Gendron says that they should do the opposite: “Being really transparent, being upfront about everything is important. If there is a bad deal just address it, everyone has one. It’s important to make sure that investors are comfortable that they have the full picture of what’s going on. GPs need to be really open with the information, willing to share the good and the bad.”
In addition to the typical materials included in the due diligence process, Gendron says GPs should be willing to provide investment committee memos to make sure that their investors have insight into the investment process, “which means really bringing them in and making them understand what it’s like to be a part of your organisation so that they have a good handle on how things work”.
If one or two portfolio companies really drove returns and the dispersion of outcomes is vast, or fund sizes are increasing, these can be potential red flags, New Mexico’s Grabel says. “If it’s a firm that does something well, does it patiently, sticks to their knitting, doesn’t egregiously change terms or fund size, those are all positive aspects: this is a GP worth continuing to partner with.”
If a GP is changing its business model, in any dimension, it can also be a red flag, he adds. “If a GP all of a sudden is raising funds in different asset categories – if they’re a middle market buyout shop, and then all of a sudden they have a venture practice, a leveraged loan practice, a farming franchise, you name it, I think that’s a red flag. We are also wary of firms that change strategies, be it investment, geography or industry vertical. These types of changes introduce new risks to LPs.”
It will come as no surprise that LPs are looking for evidence of operational value creation capabilities in their general partners.
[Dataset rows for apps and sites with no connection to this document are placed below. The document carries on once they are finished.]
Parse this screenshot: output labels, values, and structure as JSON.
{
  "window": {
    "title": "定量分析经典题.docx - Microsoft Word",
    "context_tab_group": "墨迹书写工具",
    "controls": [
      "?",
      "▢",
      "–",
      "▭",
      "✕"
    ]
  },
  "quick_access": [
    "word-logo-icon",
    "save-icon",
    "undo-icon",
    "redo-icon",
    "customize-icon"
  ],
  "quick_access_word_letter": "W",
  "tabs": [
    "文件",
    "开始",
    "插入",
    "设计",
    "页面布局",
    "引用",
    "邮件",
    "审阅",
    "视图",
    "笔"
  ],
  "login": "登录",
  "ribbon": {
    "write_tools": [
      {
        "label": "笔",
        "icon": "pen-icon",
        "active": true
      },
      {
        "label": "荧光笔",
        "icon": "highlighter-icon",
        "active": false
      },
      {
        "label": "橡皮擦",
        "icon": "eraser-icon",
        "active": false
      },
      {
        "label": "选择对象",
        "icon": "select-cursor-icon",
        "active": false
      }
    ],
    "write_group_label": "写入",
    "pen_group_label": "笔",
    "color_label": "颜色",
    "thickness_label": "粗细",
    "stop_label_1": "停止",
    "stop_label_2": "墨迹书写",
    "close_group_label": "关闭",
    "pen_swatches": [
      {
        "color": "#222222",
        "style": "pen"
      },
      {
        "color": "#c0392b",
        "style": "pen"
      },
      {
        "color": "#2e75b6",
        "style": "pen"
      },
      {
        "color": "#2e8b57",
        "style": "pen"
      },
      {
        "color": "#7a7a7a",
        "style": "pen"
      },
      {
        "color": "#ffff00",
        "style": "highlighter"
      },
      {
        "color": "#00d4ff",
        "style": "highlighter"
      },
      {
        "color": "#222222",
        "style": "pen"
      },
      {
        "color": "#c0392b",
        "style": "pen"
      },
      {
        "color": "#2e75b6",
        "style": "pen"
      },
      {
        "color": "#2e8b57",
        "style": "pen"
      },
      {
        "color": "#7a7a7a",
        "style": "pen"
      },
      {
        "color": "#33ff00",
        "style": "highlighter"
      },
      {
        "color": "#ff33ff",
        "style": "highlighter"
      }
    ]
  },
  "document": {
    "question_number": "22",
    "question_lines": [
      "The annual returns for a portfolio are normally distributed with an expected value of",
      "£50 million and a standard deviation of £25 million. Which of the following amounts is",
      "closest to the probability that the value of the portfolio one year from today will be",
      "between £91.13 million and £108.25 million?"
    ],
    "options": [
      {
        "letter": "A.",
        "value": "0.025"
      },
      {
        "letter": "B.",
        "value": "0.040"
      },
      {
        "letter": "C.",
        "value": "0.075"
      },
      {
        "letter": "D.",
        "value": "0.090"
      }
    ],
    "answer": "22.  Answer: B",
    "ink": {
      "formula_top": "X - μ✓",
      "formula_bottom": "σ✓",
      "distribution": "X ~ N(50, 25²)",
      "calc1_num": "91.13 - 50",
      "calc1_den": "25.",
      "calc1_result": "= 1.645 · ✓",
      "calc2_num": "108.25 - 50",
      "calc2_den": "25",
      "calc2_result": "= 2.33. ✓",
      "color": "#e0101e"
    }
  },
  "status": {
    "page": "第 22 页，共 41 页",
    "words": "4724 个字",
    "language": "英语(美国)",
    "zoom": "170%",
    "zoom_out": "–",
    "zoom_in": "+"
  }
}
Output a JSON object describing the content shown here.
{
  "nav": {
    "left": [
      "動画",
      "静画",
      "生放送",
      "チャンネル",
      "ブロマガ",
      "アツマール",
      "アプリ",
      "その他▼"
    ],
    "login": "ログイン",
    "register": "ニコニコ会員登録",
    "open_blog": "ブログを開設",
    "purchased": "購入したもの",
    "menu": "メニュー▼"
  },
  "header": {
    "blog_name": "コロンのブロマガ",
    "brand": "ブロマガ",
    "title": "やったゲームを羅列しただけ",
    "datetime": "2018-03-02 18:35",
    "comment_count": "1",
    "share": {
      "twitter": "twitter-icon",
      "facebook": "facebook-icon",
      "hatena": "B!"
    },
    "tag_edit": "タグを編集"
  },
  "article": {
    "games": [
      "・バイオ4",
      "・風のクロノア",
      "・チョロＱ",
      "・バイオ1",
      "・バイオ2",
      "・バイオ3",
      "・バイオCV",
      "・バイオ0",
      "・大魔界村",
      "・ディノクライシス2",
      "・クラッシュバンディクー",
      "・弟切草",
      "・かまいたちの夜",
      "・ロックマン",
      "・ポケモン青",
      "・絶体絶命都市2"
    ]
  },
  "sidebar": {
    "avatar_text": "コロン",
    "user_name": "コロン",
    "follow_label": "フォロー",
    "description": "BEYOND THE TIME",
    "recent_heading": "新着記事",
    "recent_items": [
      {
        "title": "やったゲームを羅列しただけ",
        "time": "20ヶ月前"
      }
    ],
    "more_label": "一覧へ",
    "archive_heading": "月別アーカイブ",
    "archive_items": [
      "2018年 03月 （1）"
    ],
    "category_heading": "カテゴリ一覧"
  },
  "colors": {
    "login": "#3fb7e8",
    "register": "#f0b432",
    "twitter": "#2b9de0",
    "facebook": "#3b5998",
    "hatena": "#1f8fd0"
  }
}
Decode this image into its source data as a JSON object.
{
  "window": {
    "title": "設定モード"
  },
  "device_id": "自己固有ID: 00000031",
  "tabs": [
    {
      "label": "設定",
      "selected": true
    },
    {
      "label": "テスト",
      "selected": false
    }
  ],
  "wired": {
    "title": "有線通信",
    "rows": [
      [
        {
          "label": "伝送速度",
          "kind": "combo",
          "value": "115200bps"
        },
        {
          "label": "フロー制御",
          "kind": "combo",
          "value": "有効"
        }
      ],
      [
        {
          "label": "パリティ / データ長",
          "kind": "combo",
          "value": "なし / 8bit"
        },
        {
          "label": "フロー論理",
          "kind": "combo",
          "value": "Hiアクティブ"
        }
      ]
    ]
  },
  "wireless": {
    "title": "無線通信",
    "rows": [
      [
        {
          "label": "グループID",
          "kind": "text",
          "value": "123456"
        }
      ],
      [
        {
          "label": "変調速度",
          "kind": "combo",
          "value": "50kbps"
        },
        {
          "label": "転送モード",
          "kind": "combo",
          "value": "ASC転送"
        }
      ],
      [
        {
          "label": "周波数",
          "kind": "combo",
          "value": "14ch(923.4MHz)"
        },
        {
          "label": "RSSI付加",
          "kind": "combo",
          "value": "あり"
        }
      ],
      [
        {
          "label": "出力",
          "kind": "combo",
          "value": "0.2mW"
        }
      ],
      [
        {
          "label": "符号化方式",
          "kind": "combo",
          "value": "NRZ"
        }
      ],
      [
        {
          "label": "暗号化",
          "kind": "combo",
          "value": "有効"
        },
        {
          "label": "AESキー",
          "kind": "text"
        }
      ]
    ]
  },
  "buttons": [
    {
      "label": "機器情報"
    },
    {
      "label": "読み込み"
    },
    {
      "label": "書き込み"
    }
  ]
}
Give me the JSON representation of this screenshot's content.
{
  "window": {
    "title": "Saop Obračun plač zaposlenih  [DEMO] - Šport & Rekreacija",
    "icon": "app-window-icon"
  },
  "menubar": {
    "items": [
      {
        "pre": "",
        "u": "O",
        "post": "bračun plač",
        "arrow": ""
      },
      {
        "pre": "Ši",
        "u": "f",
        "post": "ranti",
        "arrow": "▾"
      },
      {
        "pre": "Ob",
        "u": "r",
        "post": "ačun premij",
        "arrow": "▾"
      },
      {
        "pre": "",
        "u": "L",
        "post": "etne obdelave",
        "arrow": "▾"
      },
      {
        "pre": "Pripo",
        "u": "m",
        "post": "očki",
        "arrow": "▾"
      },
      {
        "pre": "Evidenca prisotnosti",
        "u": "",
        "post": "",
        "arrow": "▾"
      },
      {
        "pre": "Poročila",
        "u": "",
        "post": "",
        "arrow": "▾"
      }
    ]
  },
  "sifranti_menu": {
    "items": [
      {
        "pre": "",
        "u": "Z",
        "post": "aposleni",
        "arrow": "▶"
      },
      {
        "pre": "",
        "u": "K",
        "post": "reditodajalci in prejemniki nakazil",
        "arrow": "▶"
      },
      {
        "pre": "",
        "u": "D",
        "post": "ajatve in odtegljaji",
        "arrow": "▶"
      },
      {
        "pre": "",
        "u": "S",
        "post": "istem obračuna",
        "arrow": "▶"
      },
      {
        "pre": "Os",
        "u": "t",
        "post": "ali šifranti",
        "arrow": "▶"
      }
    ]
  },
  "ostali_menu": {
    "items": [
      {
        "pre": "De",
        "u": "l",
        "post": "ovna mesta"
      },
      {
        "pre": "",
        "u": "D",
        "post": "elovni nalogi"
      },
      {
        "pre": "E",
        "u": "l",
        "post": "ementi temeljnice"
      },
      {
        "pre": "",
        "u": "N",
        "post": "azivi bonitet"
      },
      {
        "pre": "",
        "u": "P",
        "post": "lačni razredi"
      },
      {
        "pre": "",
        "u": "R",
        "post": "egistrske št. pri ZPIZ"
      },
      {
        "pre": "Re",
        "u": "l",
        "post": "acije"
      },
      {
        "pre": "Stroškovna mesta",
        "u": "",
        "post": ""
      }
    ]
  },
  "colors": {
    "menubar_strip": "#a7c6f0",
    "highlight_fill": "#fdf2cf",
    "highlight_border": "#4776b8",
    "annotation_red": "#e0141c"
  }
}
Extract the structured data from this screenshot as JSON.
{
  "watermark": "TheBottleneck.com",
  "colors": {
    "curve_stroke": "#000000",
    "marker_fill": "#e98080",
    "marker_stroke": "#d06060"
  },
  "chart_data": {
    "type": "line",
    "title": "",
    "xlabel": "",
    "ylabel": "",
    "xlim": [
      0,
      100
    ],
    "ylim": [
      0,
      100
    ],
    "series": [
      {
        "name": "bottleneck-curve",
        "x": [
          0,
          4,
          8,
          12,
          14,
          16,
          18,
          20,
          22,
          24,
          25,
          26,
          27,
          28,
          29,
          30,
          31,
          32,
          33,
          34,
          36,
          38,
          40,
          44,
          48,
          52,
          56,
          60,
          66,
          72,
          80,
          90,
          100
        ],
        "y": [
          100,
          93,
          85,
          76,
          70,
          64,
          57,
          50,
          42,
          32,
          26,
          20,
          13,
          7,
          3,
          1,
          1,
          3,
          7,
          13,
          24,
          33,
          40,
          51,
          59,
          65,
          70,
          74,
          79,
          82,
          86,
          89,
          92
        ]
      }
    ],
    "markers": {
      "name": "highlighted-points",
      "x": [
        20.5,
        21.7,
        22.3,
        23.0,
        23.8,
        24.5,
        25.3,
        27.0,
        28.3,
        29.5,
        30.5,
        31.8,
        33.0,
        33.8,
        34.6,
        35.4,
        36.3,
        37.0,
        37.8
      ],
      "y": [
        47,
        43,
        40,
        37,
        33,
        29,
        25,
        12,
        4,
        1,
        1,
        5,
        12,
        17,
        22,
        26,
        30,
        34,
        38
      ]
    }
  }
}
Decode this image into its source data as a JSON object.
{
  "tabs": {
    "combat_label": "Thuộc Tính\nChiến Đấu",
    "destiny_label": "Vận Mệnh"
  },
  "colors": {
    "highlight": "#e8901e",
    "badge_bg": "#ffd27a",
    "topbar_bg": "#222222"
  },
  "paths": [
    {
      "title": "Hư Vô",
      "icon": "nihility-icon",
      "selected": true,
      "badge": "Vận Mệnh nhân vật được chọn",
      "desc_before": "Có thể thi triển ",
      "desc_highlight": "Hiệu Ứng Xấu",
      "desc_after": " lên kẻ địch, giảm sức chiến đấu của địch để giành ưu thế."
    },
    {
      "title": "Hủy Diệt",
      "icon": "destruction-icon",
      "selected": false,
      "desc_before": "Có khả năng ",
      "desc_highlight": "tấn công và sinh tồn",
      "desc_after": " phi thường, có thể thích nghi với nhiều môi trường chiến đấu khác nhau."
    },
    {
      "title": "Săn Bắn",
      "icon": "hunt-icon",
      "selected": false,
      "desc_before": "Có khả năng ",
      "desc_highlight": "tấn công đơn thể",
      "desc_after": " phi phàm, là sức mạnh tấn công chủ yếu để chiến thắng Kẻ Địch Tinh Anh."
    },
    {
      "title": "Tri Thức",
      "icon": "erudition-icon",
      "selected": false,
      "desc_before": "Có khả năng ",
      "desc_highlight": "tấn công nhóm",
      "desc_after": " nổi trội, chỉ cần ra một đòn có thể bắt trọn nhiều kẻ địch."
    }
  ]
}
When LPs in the survey were asked about their preference for how fund managers add value, operational improvement was more than four times as popular as financial engineering or market timing.
For New Mexico PERA, value creation means all of these things: identifying good sectors, management teams and companies, and making appropriate changes to those companies. These include financial as well as operational changes and hopefully selling the company into a better market than it was acquired from. Grabel adds that with a good team and business model, GPs are able to overcome unstable markets and delays for exit of portfolio companies.
Wagner considers value creation to be about seeking GPs that understand which value creation levers are appropriate for each situation and have the breadth of experience to adapt.
“Given a typical 10-12-year fund cycle, the economic backdrop may favour a growth orientation or fiscal constraint; taking advantage of low interest rates to de-risk equity; or altering the timing of entries and exits to exploit marketplace conditions,” says Wagner. “Ideal teams are comprised of professionals with complementary skill sets enabling them to succeed across economic cycles.”
Wagner also places importance on public market equivalent analysis, something that half of LPs are planning to increase their use of, according to eVestment’s survey.
Gendron agrees: “I think benchmarking for a long time was really centred on peer group analysis, but public market equivalent benchmarking has come into focus a lot over the last several years.”